The People's reliance on People v. Valtakis, supra, 105 Cal.App.4th 1066, is misplaced since Valtakis involved the defendant's failure to raise a procedural defect rather than a challenge to an unauthorized sentence or probation condition, as in the instant case. (Id. at pp. 1071-1072.)
The fees imposed in the instant case as conditions of probation were unauthorized because they were collateral to defendant's crimes and punishment. "[A] sentence is generally 'unauthorized' where it could not lawfully be imposed under any circumstance in the particular case." (People v. Scott, supra, 9 Cal.4th at p. 354.) A defendant who is granted probation may be ordered to pay the reasonable costs of probation, but the payment of such collateral costs cannot be made a condition of probation. (§ 1203.1; People v. Hall (2002) 103 Cal.App.4th 889, 892; Brown v. Superior Court (2002) 101 Cal.App.4th 313, 321; People v. Hart (1998) 65 Cal.App.4th 902, 907.) A sentence requiring payment of collateral costs as a condition of probation is thus unauthorized. An order that a probationer pay the collateral costs of probation is enforceable only as a separate money judgment in a civil action. (Brown, at p. 322; Hart, at p. 907.) Any order for payment of probation costs or other collateral fees or costs should be imposed as a separate order. (People v. O'Connell (2003) 107 Cal.App.4th 1062, 1068.) Accordingly, the orders here were in error because probation fees and costs cannot be imposed as probation conditions. (Hart, at pp. 906-907.)

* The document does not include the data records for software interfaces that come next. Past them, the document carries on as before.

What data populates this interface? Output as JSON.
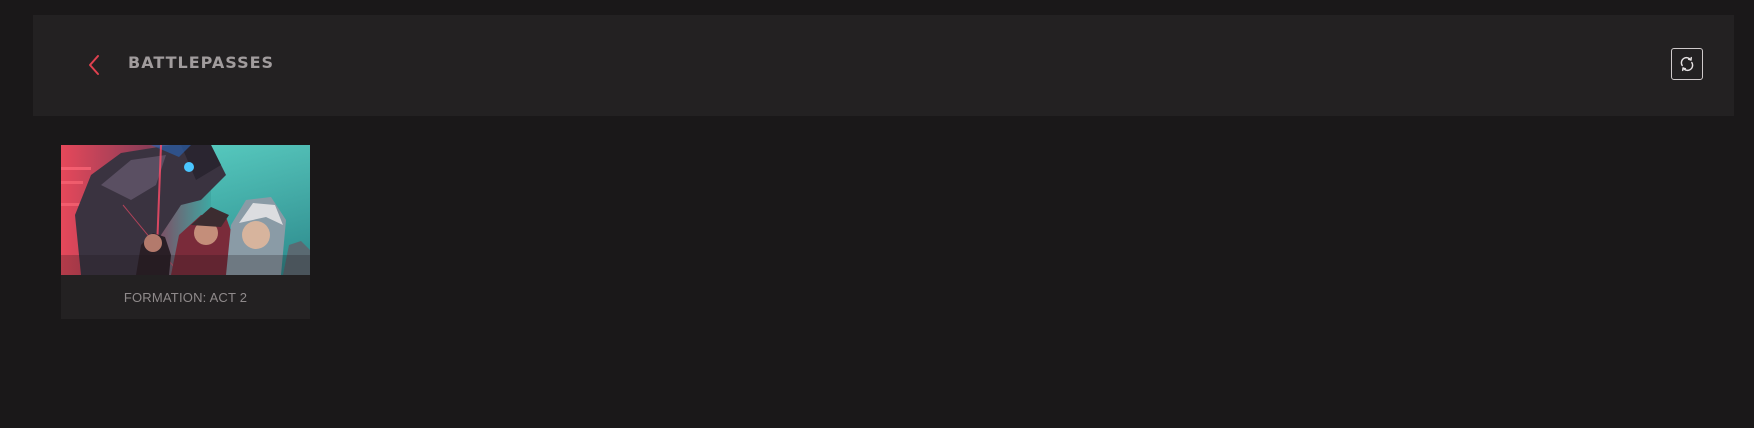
{
  "header": {
    "title": "BATTLEPASSES",
    "back_icon": "chevron-left-icon",
    "refresh_icon": "refresh-icon",
    "accent": "#e0414f"
  },
  "battlepasses": [
    {
      "name": "FORMATION: ACT 2",
      "image": "battlepass-artwork"
    }
  ]
}
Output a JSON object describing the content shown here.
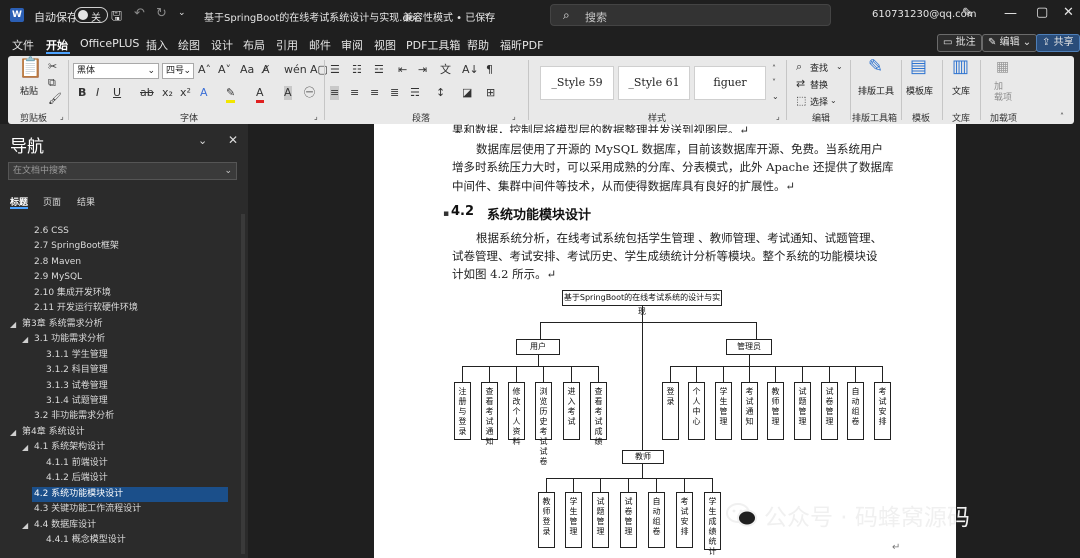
{
  "titlebar": {
    "autosave_label": "自动保存",
    "autosave_state": "关",
    "doc_title": "基于SpringBoot的在线考试系统设计与实现.doc",
    "compat_mode": "兼容性模式 • 已保存",
    "search_placeholder": "搜索",
    "account": "610731230@qq.com"
  },
  "menu": {
    "tabs": [
      "文件",
      "开始",
      "OfficePLUS",
      "插入",
      "绘图",
      "设计",
      "布局",
      "引用",
      "邮件",
      "审阅",
      "视图",
      "PDF工具箱",
      "帮助",
      "福昕PDF"
    ],
    "comment": "批注",
    "edit": "编辑",
    "share": "共享"
  },
  "ribbon": {
    "paste": "粘贴",
    "clipboard": "剪贴板",
    "font_name": "黑体",
    "font_size": "四号",
    "font": "字体",
    "paragraph": "段落",
    "styles": [
      "_Style 59",
      "_Style 61",
      "figuer"
    ],
    "style_group": "样式",
    "find": "查找",
    "replace": "替换",
    "select": "选择",
    "editing": "编辑",
    "typeset": "排版工具",
    "typeset_group": "排版工具箱",
    "template": "模板库",
    "template_group": "模板",
    "library": "文库",
    "library_group": "文库",
    "addin": "加\n载项",
    "addin_group": "加载项"
  },
  "nav": {
    "title": "导航",
    "search_placeholder": "在文档中搜索",
    "tabs": [
      "标题",
      "页面",
      "结果"
    ],
    "items": [
      {
        "label": "2.6  CSS",
        "level": 2
      },
      {
        "label": "2.7 SpringBoot框架",
        "level": 2
      },
      {
        "label": "2.8  Maven",
        "level": 2
      },
      {
        "label": "2.9  MySQL",
        "level": 2
      },
      {
        "label": "2.10  集成开发环境",
        "level": 2
      },
      {
        "label": "2.11  开发运行软硬件环境",
        "level": 2
      },
      {
        "label": "第3章 系统需求分析",
        "level": 1
      },
      {
        "label": "3.1  功能需求分析",
        "level": 2
      },
      {
        "label": "3.1.1  学生管理",
        "level": 3
      },
      {
        "label": "3.1.2  科目管理",
        "level": 3
      },
      {
        "label": "3.1.3  试卷管理",
        "level": 3
      },
      {
        "label": "3.1.4  试题管理",
        "level": 3
      },
      {
        "label": "3.2  非功能需求分析",
        "level": 2
      },
      {
        "label": "第4章 系统设计",
        "level": 1
      },
      {
        "label": "4.1  系统架构设计",
        "level": 2
      },
      {
        "label": "4.1.1  前端设计",
        "level": 3
      },
      {
        "label": "4.1.2  后端设计",
        "level": 3
      },
      {
        "label": "4.2  系统功能模块设计",
        "level": 2
      },
      {
        "label": "4.3  关键功能工作流程设计",
        "level": 2
      },
      {
        "label": "4.4  数据库设计",
        "level": 2
      },
      {
        "label": "4.4.1  概念模型设计",
        "level": 3
      }
    ]
  },
  "doc": {
    "line0": "果和数据，控制层将模型层的数据整理并发送到视图层。↵",
    "para1_line1": "数据库层使用了开源的 MySQL 数据库，目前该数据库开源、免费。当系统用户",
    "para1_line2": "增多时系统压力大时，可以采用成熟的分库、分表模式，此外 Apache 还提供了数据库",
    "para1_line3": "中间件、集群中间件等技术，从而使得数据库具有良好的扩展性。↵",
    "heading_num": "4.2",
    "heading_text": "系统功能模块设计",
    "para2_line1": "根据系统分析，在线考试系统包括学生管理 、教师管理、考试通知、试题管理、",
    "para2_line2": "试卷管理、考试安排、考试历史、学生成绩统计分析等模块。整个系统的功能模块设",
    "para2_line3": "计如图 4.2 所示。↵",
    "diagram": {
      "root": "基于SpringBoot的在线考试系统的设计与实现",
      "user": "用户",
      "admin": "管理员",
      "teacher": "教师",
      "user_children": [
        "注册与登录",
        "查看考试通知",
        "修改个人资料",
        "浏览历史考试试卷",
        "进入考试",
        "查看考试成绩"
      ],
      "admin_children": [
        "登录",
        "个人中心",
        "学生管理",
        "考试通知",
        "教师管理",
        "试题管理",
        "试卷管理",
        "自动组卷",
        "考试安排"
      ],
      "teacher_children": [
        "教师登录",
        "学生管理",
        "试题管理",
        "试卷管理",
        "自动组卷",
        "考试安排",
        "学生成绩统计"
      ]
    },
    "return_mark": "↵"
  },
  "watermark": "公众号 · 码蜂窝源码"
}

The appropriate remedy, as the People note, is not to strike the order to pay these fees and costs, but to simply "'modify the order granting probation to clarify that payment of those costs and fees is not a condition of probation but rather an order of the court entered at judgment.'" (People v. Flores (2008) 169 Cal.App.4th 568, 578, quoting People v. Hart, supra, 65 Cal.App.4th at p. 907 ["the order granting probation must be modified to delete the order to pay costs of probation from the conditions of probation, making it simply an order entered at judgment. As such, the order may be enforced as permitted in the relevant statutes"]; see also People v. Hall, supra, 103 Cal.App.4th at p. 892 ["We simply deem the requirement [to pay probation costs] an order, not a condition [of probation], and proceed to consider other aspects of the court's order"].)

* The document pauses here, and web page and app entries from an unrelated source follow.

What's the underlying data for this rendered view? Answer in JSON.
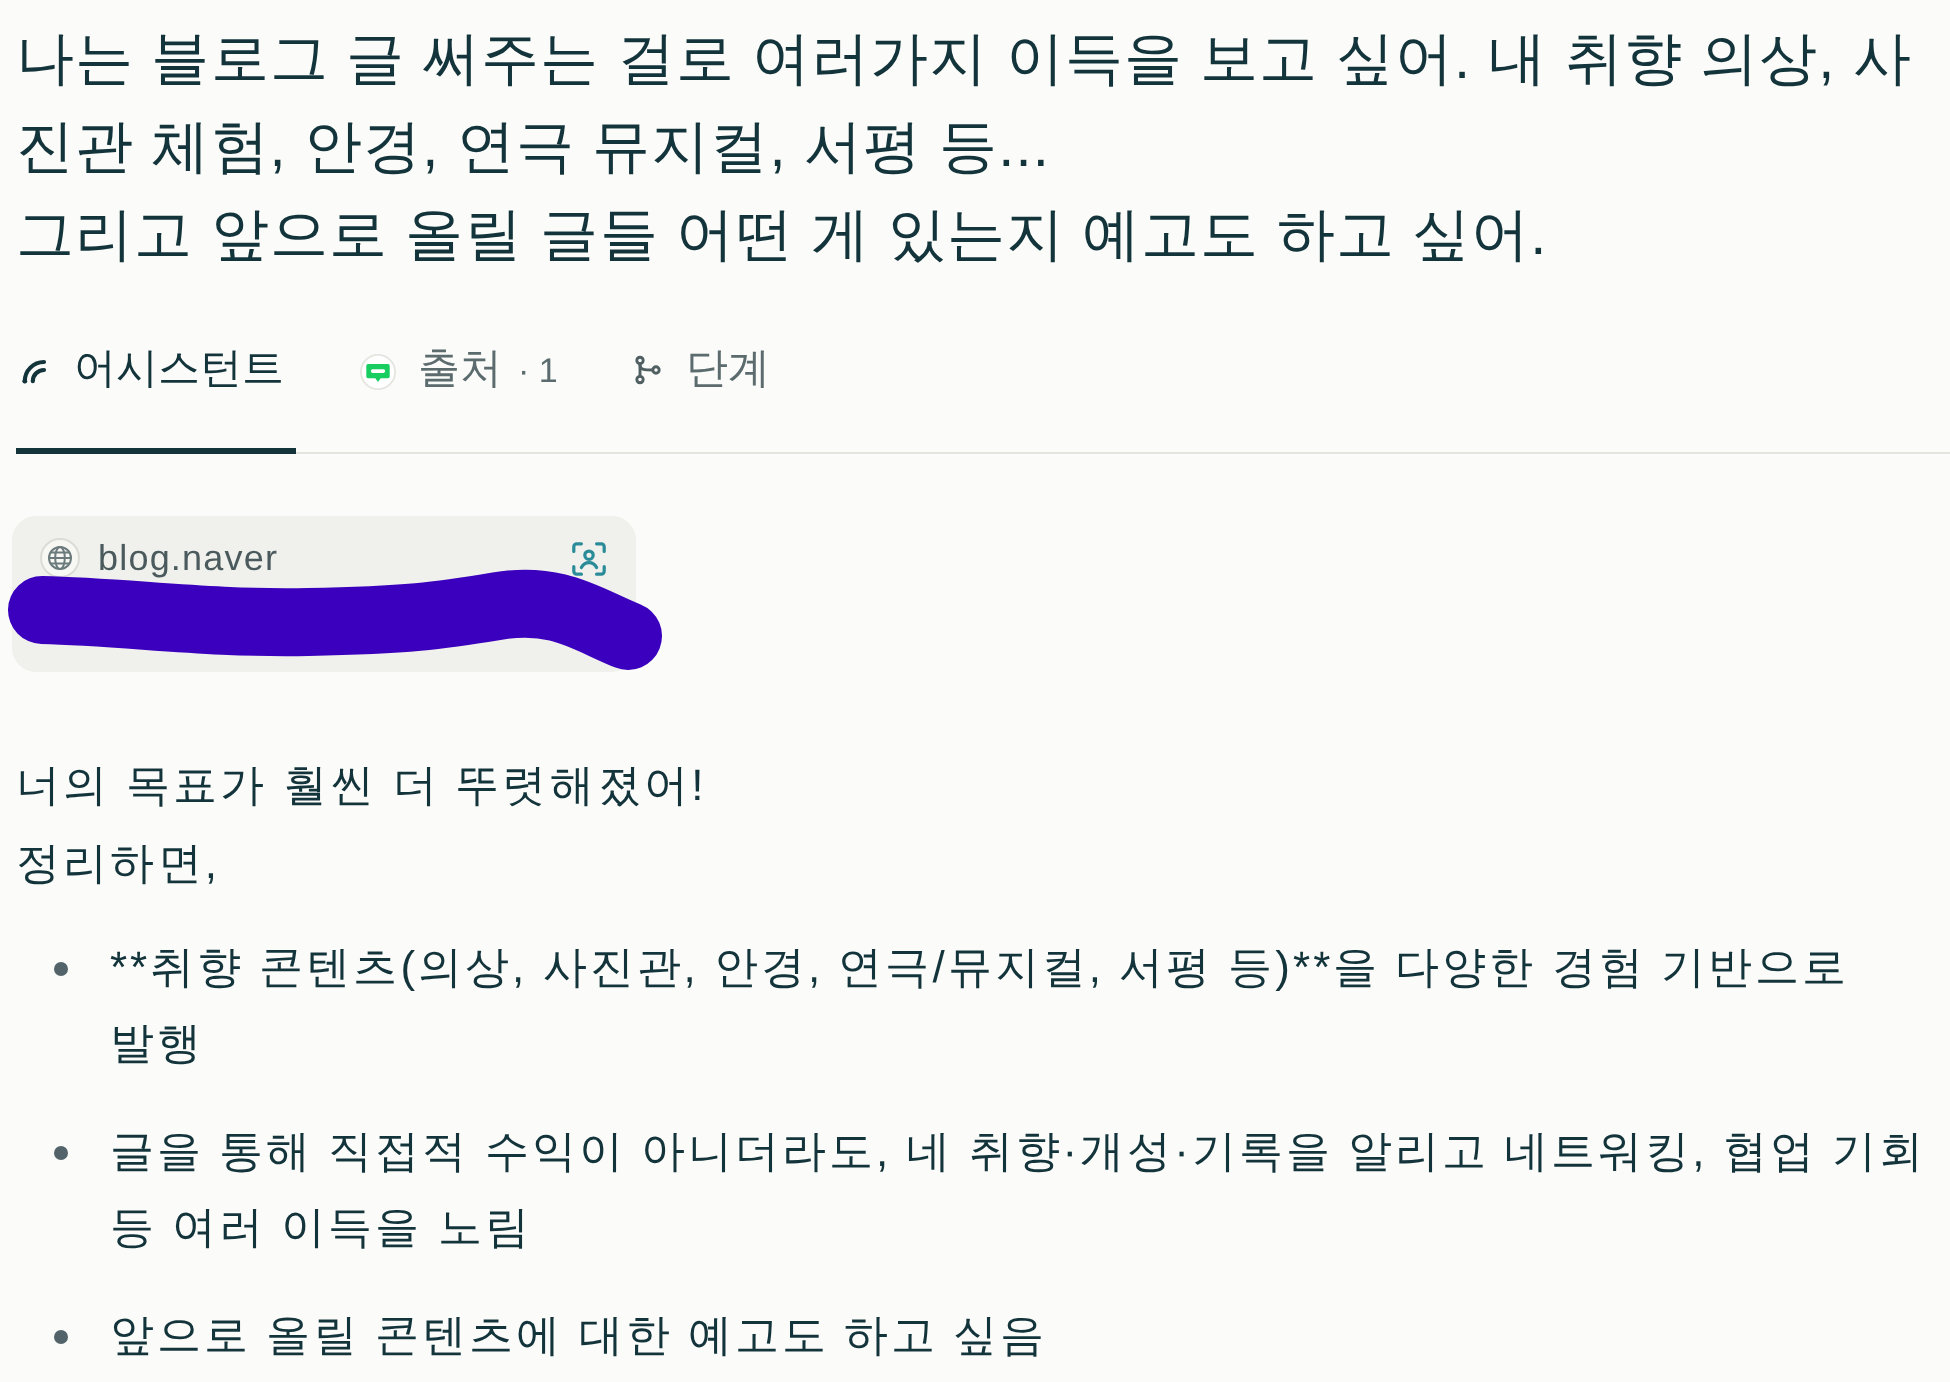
{
  "query": {
    "lines": [
      "나는 블로그 글 써주는 걸로 여러가지 이득을 보고 싶어. 내 취향 의상, 사진관 체험, 안경, 연극 뮤지컬, 서평 등...",
      "그리고 앞으로 올릴 글들 어떤 게 있는지 예고도 하고 싶어."
    ]
  },
  "tabs": [
    {
      "kind": "assistant",
      "label": "어시스턴트",
      "selected": true
    },
    {
      "kind": "sources",
      "label": "출처",
      "count": "· 1",
      "selected": false
    },
    {
      "kind": "steps",
      "label": "단계",
      "selected": false
    }
  ],
  "sources": [
    {
      "domain": "blog.naver"
    }
  ],
  "answer": {
    "paragraphs": [
      "너의 목표가 훨씬 더 뚜렷해졌어!",
      "정리하면,"
    ],
    "bullets": [
      "**취향 콘텐츠(의상, 사진관, 안경, 연극/뮤지컬, 서평 등)**을 다양한 경험 기반으로 발행",
      "글을 통해 직접적 수익이 아니더라도, 네 취향·개성·기록을 알리고 네트워킹, 협업 기회 등 여러 이득을 노림",
      "앞으로 올릴 콘텐츠에 대한 예고도 하고 싶음"
    ]
  }
}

The order granting probation in the instant case thus must be modified to delete the order to pay costs of probation from the conditions of probation, with the order to pay the collateral fees and costs imposed as a separate order entered at judgment.
Probation condition Nos. 20 and 21 are modified to delete the requirement that defendant pay, as conditions of probation, the following fees and costs: (1) a court security fee (§ 1465.8); (2) the cost of a presentence report (§ 1203.1b); a probation supervision fee; and (4) a booking fee (Gov. Code, § 29550). However, the order that defendant pay such fees and costs is affirmed as an order entered as a part of the judgment, separate and apart from the conditions of probation. In all other respects, the judgment is affirmed.

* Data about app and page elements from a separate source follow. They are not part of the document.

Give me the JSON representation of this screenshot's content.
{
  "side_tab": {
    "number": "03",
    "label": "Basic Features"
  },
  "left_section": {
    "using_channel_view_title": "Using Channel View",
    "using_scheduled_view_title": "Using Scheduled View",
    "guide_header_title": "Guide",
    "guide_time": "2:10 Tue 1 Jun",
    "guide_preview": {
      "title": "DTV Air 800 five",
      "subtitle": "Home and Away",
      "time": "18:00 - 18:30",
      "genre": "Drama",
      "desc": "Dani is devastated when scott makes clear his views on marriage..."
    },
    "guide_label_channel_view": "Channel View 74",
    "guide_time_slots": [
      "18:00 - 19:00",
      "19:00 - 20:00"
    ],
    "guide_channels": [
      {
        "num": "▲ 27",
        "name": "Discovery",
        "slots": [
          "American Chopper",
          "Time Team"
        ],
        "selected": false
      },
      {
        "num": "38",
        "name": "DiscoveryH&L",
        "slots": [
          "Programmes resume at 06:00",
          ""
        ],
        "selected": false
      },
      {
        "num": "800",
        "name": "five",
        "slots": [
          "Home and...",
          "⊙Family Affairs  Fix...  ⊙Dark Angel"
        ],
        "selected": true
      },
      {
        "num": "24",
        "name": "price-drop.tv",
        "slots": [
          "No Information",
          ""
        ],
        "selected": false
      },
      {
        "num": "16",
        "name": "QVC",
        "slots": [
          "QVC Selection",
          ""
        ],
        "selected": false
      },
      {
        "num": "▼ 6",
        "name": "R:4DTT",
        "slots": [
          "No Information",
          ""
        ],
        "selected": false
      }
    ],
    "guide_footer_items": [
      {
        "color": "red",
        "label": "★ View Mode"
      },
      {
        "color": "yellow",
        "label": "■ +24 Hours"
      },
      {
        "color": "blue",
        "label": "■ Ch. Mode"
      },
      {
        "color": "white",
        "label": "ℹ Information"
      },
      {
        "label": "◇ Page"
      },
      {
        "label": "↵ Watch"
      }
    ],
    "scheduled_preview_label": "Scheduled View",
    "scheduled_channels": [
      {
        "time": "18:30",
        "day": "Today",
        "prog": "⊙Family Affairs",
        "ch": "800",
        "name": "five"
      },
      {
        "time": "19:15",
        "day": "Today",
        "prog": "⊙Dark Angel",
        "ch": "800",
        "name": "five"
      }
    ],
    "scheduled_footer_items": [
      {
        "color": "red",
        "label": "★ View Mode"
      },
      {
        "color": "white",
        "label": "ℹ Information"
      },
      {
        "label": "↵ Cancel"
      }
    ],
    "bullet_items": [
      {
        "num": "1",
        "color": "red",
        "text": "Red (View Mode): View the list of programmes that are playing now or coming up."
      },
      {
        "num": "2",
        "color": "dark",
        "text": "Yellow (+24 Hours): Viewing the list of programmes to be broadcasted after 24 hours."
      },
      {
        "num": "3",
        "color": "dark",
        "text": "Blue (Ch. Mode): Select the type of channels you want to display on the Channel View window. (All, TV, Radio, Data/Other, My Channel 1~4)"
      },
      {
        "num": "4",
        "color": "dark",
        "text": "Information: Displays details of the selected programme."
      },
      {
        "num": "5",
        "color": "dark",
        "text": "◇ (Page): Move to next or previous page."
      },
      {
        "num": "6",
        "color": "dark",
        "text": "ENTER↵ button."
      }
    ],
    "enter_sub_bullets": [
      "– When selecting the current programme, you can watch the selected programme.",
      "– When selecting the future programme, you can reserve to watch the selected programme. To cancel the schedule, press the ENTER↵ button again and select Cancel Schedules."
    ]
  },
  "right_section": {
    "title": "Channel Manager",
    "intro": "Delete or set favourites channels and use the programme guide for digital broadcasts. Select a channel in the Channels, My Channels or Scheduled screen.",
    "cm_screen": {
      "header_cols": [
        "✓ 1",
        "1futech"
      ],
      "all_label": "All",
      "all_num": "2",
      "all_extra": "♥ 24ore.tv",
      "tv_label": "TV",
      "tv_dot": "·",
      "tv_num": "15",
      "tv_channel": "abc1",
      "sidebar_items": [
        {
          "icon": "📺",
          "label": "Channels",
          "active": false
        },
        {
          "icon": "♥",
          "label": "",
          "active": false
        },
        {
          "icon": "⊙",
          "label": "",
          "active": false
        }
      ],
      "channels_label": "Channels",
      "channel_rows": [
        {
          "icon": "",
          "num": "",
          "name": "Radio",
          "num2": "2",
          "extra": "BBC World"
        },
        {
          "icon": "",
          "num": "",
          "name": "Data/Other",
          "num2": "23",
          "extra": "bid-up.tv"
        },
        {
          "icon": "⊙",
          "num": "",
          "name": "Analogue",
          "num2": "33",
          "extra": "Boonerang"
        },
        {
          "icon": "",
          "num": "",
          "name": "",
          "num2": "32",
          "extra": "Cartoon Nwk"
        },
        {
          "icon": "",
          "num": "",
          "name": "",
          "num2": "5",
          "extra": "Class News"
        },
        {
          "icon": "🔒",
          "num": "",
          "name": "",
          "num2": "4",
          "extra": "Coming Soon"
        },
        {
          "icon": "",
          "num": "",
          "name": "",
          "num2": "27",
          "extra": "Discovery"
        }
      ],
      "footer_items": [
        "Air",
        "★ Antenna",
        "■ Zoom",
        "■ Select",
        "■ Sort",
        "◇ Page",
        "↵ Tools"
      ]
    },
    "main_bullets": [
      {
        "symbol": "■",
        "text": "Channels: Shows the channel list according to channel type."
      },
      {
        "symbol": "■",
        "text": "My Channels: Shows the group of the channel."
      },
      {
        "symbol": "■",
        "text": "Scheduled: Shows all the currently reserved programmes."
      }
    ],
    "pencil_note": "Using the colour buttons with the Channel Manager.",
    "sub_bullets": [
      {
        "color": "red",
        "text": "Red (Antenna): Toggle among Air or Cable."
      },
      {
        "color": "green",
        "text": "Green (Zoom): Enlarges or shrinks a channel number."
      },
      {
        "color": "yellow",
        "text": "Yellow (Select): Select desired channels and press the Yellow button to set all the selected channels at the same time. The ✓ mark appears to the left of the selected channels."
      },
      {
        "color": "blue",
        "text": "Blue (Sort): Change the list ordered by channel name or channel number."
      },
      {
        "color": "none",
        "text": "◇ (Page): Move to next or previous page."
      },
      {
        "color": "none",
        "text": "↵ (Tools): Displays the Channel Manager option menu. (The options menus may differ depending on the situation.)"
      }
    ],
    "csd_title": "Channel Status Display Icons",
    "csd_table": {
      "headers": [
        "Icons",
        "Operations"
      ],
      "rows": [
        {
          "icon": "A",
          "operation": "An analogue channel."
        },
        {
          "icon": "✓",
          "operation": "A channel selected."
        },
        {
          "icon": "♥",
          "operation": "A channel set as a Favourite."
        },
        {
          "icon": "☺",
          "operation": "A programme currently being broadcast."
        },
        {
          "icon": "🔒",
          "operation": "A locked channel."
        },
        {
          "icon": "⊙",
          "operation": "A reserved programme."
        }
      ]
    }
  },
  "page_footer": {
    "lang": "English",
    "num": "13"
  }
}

CERTIFIED FOR PARTIAL PUBLICATION
We concur: Richli, J., Miller, J.